After weighing and discussing the pros and cons of the various insights by speakers and public, one of the students made a sharp remark: 'That is all very well and fine, but I still do not know exactly what we mean by guilt and shame!' It would last until 12 October 2014 in order to shed light on this question.

What precisely do we mean when we speak about guilt and shame? Are feelings of guilt and shame biologically, psychologically or sociologically determined? Are they feelings, or emotions or maybe judgments? How do surroundings and cultures influence these concepts? And what happens in our brain? On 12 October these questions were addressed in a Dutch spoken symposium at the military shed of the Kunstfort near Vijfhuizen, together with Damiaan Denys, professor psychiatry; Joop Goudsblom, emeritus professor sociology and Frans Jacobs, emeritus professor philosophy. All of them based at the University of Amsterdam.
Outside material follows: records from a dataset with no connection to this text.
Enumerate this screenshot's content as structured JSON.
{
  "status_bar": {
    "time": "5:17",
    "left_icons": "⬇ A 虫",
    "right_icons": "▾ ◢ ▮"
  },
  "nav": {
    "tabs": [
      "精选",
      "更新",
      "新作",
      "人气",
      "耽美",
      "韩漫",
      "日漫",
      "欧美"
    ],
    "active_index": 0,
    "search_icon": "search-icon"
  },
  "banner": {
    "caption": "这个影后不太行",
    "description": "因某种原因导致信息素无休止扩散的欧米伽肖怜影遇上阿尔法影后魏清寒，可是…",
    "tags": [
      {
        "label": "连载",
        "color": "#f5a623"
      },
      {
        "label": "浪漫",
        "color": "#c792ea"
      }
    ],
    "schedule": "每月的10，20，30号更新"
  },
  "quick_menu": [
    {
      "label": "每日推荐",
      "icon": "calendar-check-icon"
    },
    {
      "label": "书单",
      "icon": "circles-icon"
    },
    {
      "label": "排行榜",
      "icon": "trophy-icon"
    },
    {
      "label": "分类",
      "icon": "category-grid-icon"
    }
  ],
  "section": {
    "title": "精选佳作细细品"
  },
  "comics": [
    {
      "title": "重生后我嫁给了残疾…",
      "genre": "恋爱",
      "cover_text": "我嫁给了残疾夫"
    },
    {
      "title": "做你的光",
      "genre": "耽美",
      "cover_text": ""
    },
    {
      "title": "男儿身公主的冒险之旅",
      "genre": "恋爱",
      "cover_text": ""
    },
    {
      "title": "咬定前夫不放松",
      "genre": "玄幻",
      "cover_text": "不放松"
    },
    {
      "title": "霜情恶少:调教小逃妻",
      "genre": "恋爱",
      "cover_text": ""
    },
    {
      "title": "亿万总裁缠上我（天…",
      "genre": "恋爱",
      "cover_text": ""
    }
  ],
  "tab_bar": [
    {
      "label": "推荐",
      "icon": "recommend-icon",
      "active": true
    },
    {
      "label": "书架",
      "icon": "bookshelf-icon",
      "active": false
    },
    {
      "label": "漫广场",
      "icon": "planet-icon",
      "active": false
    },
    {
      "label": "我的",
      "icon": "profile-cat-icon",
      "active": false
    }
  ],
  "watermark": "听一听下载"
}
Damiaan Denys considered the notions of guilt and shame to be 'shoreless' notions, because our identity seems to be a shoreless concept, he said, changeable and context-dependent. It remains to be seen whether he has a point here. In any case, guilt and shame are relational concepts with a strong public and social component.

Joop Goudsblom took over the point of social context as core item for his lecture in which he addressed the concepts guilt and shame from a subjective point of view, as he was writing his memoires at the time. In his examples, he focussed on empathy towards one's own former behaviour related to other people. Since, the consequences of one's actions are for an important part not clear or transparent, and for the most part socially determined. Goudsblom referred to the inquiries of Ruth Benedict and her successful book The Chrysanthemum and the Sword in which she showed how little the Americans understood of the Japanese 'culture of shame' during and after World War II.

The idea of 'showy shaming' was brought in by Frans Jacobs towards the end of our afternoon, posing the question whether we can detect the difference between 'real' and 'show' related to the concepts of guilt and shame. In this respect, contemporary media are an important factor: 'Is Lance Armstrong honest in his public confession concerning his use of doping during his career or is he just acting in front of the cameras?', Jacobs asked his audience. How are we as viewers to judge? In this respect, the virtual world poses new dilemmas. Another issue we do not quite properly understand, is the transfer of guilt over time, effecting generations within one family. Why do we experience shame through the behaviour of an ancestor who did wrong (in our own eyes or in the eyes of society) when we are unable to do anything about it or had no part in it?

Time and again this afternoon, it became apparent in the lectures and during the discussions afterwards that guilt and shame are social, and by consequence, relational concepts, which might be called 'shoreless', but at the same time mark the boundary between what we want to be for ourselves and others and what we really are.
 

Masterclass
  How can feelings of guilt and shame be transformed into self-knowledge? To know oneself in accordance with oneself, others and the world is the good life. But what exactly do we mean by 'good life' and 'good people'? And when do good people turn evil? How complex are 'good' and 'evil' and how are they tied up with our notions of guilt and shame? Masterclass On Guilt and Shame|Eichmann's heritage was delivered by Tine Wilde at the Institute for Interdisciplinary Studies IIS of the University of Amsterdam. Tailor-made for excellent students and scholars the course ran from 28 October 2013 through 6 January 2014.
 

Advisors   Martin Stokhof, Loes van der Pligt  
 

Kindly
supported by
  kunstfort vfonds Goethe Institut adj iis de Burcht
 
    Castrum Peregrini Stokroos Mime